Data records for software interfaces:

*-*-*

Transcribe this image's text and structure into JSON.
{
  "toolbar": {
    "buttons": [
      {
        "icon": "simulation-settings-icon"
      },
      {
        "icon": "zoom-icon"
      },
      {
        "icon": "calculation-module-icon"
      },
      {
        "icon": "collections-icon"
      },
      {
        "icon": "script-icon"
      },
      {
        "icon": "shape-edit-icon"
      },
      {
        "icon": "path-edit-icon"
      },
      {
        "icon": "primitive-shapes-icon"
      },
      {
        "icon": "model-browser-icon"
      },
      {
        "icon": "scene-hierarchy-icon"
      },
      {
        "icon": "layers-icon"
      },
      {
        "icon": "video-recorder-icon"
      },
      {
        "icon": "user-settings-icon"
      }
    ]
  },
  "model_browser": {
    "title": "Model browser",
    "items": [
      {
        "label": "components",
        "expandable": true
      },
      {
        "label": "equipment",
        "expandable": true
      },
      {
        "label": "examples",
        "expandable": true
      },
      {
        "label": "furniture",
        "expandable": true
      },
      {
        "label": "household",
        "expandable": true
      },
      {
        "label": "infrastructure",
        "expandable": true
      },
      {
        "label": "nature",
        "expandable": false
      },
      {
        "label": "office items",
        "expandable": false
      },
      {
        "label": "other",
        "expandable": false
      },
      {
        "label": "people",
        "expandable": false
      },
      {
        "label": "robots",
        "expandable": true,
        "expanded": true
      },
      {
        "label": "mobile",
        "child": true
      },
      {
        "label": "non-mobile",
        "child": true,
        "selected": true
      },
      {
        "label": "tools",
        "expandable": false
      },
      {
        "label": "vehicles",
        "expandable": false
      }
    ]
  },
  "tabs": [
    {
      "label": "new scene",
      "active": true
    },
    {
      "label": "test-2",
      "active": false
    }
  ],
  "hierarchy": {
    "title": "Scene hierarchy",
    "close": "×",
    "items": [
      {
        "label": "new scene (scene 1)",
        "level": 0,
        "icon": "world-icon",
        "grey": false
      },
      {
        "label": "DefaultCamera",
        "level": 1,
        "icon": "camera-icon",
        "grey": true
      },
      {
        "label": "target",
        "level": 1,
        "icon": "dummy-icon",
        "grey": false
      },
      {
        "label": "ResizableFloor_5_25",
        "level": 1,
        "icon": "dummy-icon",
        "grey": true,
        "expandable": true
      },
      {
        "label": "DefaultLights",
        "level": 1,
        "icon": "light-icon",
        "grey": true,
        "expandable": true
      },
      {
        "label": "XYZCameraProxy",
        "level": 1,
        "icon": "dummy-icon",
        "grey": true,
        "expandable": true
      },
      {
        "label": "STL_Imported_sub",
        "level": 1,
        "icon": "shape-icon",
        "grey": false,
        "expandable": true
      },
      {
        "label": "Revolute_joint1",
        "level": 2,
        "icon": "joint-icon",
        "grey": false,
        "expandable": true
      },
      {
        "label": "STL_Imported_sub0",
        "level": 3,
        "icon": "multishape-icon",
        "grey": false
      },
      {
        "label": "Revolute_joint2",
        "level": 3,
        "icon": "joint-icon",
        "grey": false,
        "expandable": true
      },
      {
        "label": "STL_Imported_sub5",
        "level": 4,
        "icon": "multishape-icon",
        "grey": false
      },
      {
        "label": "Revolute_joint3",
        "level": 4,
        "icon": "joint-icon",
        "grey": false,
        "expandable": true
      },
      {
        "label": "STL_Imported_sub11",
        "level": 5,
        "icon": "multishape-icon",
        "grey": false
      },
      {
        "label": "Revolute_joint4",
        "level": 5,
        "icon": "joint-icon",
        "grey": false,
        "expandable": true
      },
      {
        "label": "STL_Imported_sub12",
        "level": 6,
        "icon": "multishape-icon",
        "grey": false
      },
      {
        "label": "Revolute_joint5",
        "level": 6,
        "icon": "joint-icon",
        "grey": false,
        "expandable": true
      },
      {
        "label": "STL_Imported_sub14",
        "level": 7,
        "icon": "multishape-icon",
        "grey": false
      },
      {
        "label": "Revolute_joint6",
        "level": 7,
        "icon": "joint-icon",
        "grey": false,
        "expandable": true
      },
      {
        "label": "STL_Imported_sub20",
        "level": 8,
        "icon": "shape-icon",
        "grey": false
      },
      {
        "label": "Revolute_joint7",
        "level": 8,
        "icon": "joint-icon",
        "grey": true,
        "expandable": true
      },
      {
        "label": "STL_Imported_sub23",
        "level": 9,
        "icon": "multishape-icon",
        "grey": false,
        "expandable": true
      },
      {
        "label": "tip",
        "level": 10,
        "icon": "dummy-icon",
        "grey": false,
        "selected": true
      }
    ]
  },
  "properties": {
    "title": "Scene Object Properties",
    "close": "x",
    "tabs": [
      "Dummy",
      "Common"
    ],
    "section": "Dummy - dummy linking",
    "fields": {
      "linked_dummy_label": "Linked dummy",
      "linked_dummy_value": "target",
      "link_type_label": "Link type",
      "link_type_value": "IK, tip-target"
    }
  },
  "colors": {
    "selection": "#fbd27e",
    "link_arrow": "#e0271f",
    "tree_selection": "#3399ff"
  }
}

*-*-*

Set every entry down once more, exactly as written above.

Transcribe this image's text and structure into JSON.
{
  "toolbar": {
    "buttons": [
      {
        "icon": "simulation-settings-icon"
      },
      {
        "icon": "zoom-icon"
      },
      {
        "icon": "calculation-module-icon"
      },
      {
        "icon": "collections-icon"
      },
      {
        "icon": "script-icon"
      },
      {
        "icon": "shape-edit-icon"
      },
      {
        "icon": "path-edit-icon"
      },
      {
        "icon": "primitive-shapes-icon"
      },
      {
        "icon": "model-browser-icon"
      },
      {
        "icon": "scene-hierarchy-icon"
      },
      {
        "icon": "layers-icon"
      },
      {
        "icon": "video-recorder-icon"
      },
      {
        "icon": "user-settings-icon"
      }
    ]
  },
  "model_browser": {
    "title": "Model browser",
    "items": [
      {
        "label": "components",
        "expandable": true
      },
      {
        "label": "equipment",
        "expandable": true
      },
      {
        "label": "examples",
        "expandable": true
      },
      {
        "label": "furniture",
        "expandable": true
      },
      {
        "label": "household",
        "expandable": true
      },
      {
        "label": "infrastructure",
        "expandable": true
      },
      {
        "label": "nature",
        "expandable": false
      },
      {
        "label": "office items",
        "expandable": false
      },
      {
        "label": "other",
        "expandable": false
      },
      {
        "label": "people",
        "expandable": false
      },
      {
        "label": "robots",
        "expandable": true,
        "expanded": true
      },
      {
        "label": "mobile",
        "child": true
      },
      {
        "label": "non-mobile",
        "child": true,
        "selected": true
      },
      {
        "label": "tools",
        "expandable": false
      },
      {
        "label": "vehicles",
        "expandable": false
      }
    ]
  },
  "tabs": [
    {
      "label": "new scene",
      "active": true
    },
    {
      "label": "test-2",
      "active": false
    }
  ],
  "hierarchy": {
    "title": "Scene hierarchy",
    "close": "×",
    "items": [
      {
        "label": "new scene (scene 1)",
        "level": 0,
        "icon": "world-icon",
        "grey": false
      },
      {
        "label": "DefaultCamera",
        "level": 1,
        "icon": "camera-icon",
        "grey": true
      },
      {
        "label": "target",
        "level": 1,
        "icon": "dummy-icon",
        "grey": false
      },
      {
        "label": "ResizableFloor_5_25",
        "level": 1,
        "icon": "dummy-icon",
        "grey": true,
        "expandable": true
      },
      {
        "label": "DefaultLights",
        "level": 1,
        "icon": "light-icon",
        "grey": true,
        "expandable": true
      },
      {
        "label": "XYZCameraProxy",
        "level": 1,
        "icon": "dummy-icon",
        "grey": true,
        "expandable": true
      },
      {
        "label": "STL_Imported_sub",
        "level": 1,
        "icon": "shape-icon",
        "grey": false,
        "expandable": true
      },
      {
        "label": "Revolute_joint1",
        "level": 2,
        "icon": "joint-icon",
        "grey": false,
        "expandable": true
      },
      {
        "label": "STL_Imported_sub0",
        "level": 3,
        "icon": "multishape-icon",
        "grey": false
      },
      {
        "label": "Revolute_joint2",
        "level": 3,
        "icon": "joint-icon",
        "grey": false,
        "expandable": true
      },
      {
        "label": "STL_Imported_sub5",
        "level": 4,
        "icon": "multishape-icon",
        "grey": false
      },
      {
        "label": "Revolute_joint3",
        "level": 4,
        "icon": "joint-icon",
        "grey": false,
        "expandable": true
      },
      {
        "label": "STL_Imported_sub11",
        "level": 5,
        "icon": "multishape-icon",
        "grey": false
      },
      {
        "label": "Revolute_joint4",
        "level": 5,
        "icon": "joint-icon",
        "grey": false,
        "expandable": true
      },
      {
        "label": "STL_Imported_sub12",
        "level": 6,
        "icon": "multishape-icon",
        "grey": false
      },
      {
        "label": "Revolute_joint5",
        "level": 6,
        "icon": "joint-icon",
        "grey": false,
        "expandable": true
      },
      {
        "label": "STL_Imported_sub14",
        "level": 7,
        "icon": "multishape-icon",
        "grey": false
      },
      {
        "label": "Revolute_joint6",
        "level": 7,
        "icon": "joint-icon",
        "grey": false,
        "expandable": true
      },
      {
        "label": "STL_Imported_sub20",
        "level": 8,
        "icon": "shape-icon",
        "grey": false
      },
      {
        "label": "Revolute_joint7",
        "level": 8,
        "icon": "joint-icon",
        "grey": true,
        "expandable": true
      },
      {
        "label": "STL_Imported_sub23",
        "level": 9,
        "icon": "multishape-icon",
        "grey": false,
        "expandable": true
      },
      {
        "label": "tip",
        "level": 10,
        "icon": "dummy-icon",
        "grey": false,
        "selected": true
      }
    ]
  },
  "properties": {
    "title": "Scene Object Properties",
    "close": "x",
    "tabs": [
      "Dummy",
      "Common"
    ],
    "section": "Dummy - dummy linking",
    "fields": {
      "linked_dummy_label": "Linked dummy",
      "linked_dummy_value": "target",
      "link_type_label": "Link type",
      "link_type_value": "IK, tip-target"
    }
  },
  "colors": {
    "selection": "#fbd27e",
    "link_arrow": "#e0271f",
    "tree_selection": "#3399ff"
  }
}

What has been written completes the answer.